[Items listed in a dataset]
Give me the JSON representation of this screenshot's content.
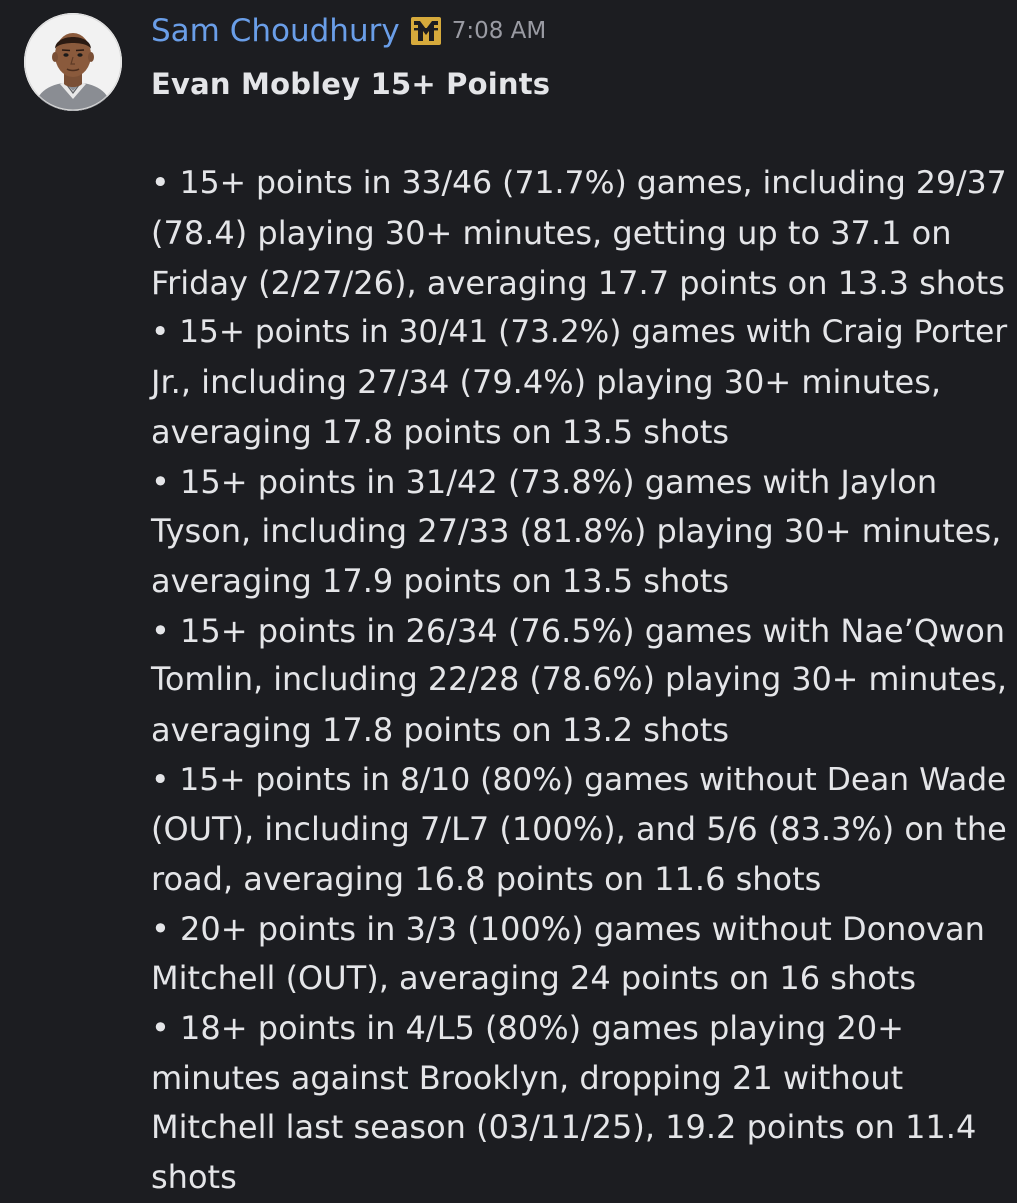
{
  "message": {
    "author": "Sam Choudhury",
    "timestamp": "7:08 AM",
    "role_icon": "guild-tag-icon",
    "title": "Evan Mobley 15+ Points",
    "lines": [
      "• 15+ points in 33/46 (71.7%) games, including 29/37",
      "(78.4) playing 30+ minutes, getting up to 37.1 on",
      "Friday (2/27/26), averaging 17.7 points on 13.3 shots",
      "• 15+ points in 30/41 (73.2%) games with Craig Porter",
      "Jr., including 27/34 (79.4%) playing 30+ minutes,",
      "averaging 17.8 points on 13.5 shots",
      "• 15+ points in 31/42 (73.8%) games with Jaylon",
      "Tyson, including 27/33 (81.8%) playing 30+ minutes,",
      "averaging 17.9 points on 13.5 shots",
      "• 15+ points in 26/34 (76.5%) games with Nae’Qwon",
      "Tomlin, including 22/28 (78.6%) playing 30+ minutes,",
      "averaging 17.8 points on 13.2 shots",
      "• 15+ points in 8/10 (80%) games without Dean Wade",
      "(OUT), including 7/L7 (100%), and 5/6 (83.3%) on the",
      "road, averaging 16.8 points on 11.6 shots",
      "• 20+ points in 3/3 (100%) games without Donovan",
      "Mitchell (OUT), averaging 24 points on 16 shots",
      "• 18+ points in 4/L5 (80%) games playing 20+",
      "minutes against Brooklyn, dropping 21 without",
      "Mitchell last season (03/11/25), 19.2 points on 11.4",
      "shots"
    ]
  },
  "colors": {
    "background": "#1c1d21",
    "username": "#6a9ee8",
    "text": "#e4e5e8",
    "timestamp": "#9a9ba3",
    "role_icon": "#d6aa3c"
  }
}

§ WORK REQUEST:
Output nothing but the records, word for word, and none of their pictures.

§ ANSWER:
Give me the JSON representation of this screenshot's content.
{
  "message": {
    "author": "Sam Choudhury",
    "timestamp": "7:08 AM",
    "role_icon": "guild-tag-icon",
    "title": "Evan Mobley 15+ Points",
    "lines": [
      "• 15+ points in 33/46 (71.7%) games, including 29/37",
      "(78.4) playing 30+ minutes, getting up to 37.1 on",
      "Friday (2/27/26), averaging 17.7 points on 13.3 shots",
      "• 15+ points in 30/41 (73.2%) games with Craig Porter",
      "Jr., including 27/34 (79.4%) playing 30+ minutes,",
      "averaging 17.8 points on 13.5 shots",
      "• 15+ points in 31/42 (73.8%) games with Jaylon",
      "Tyson, including 27/33 (81.8%) playing 30+ minutes,",
      "averaging 17.9 points on 13.5 shots",
      "• 15+ points in 26/34 (76.5%) games with Nae’Qwon",
      "Tomlin, including 22/28 (78.6%) playing 30+ minutes,",
      "averaging 17.8 points on 13.2 shots",
      "• 15+ points in 8/10 (80%) games without Dean Wade",
      "(OUT), including 7/L7 (100%), and 5/6 (83.3%) on the",
      "road, averaging 16.8 points on 11.6 shots",
      "• 20+ points in 3/3 (100%) games without Donovan",
      "Mitchell (OUT), averaging 24 points on 16 shots",
      "• 18+ points in 4/L5 (80%) games playing 20+",
      "minutes against Brooklyn, dropping 21 without",
      "Mitchell last season (03/11/25), 19.2 points on 11.4",
      "shots"
    ]
  },
  "colors": {
    "background": "#1c1d21",
    "username": "#6a9ee8",
    "text": "#e4e5e8",
    "timestamp": "#9a9ba3",
    "role_icon": "#d6aa3c"
  }
}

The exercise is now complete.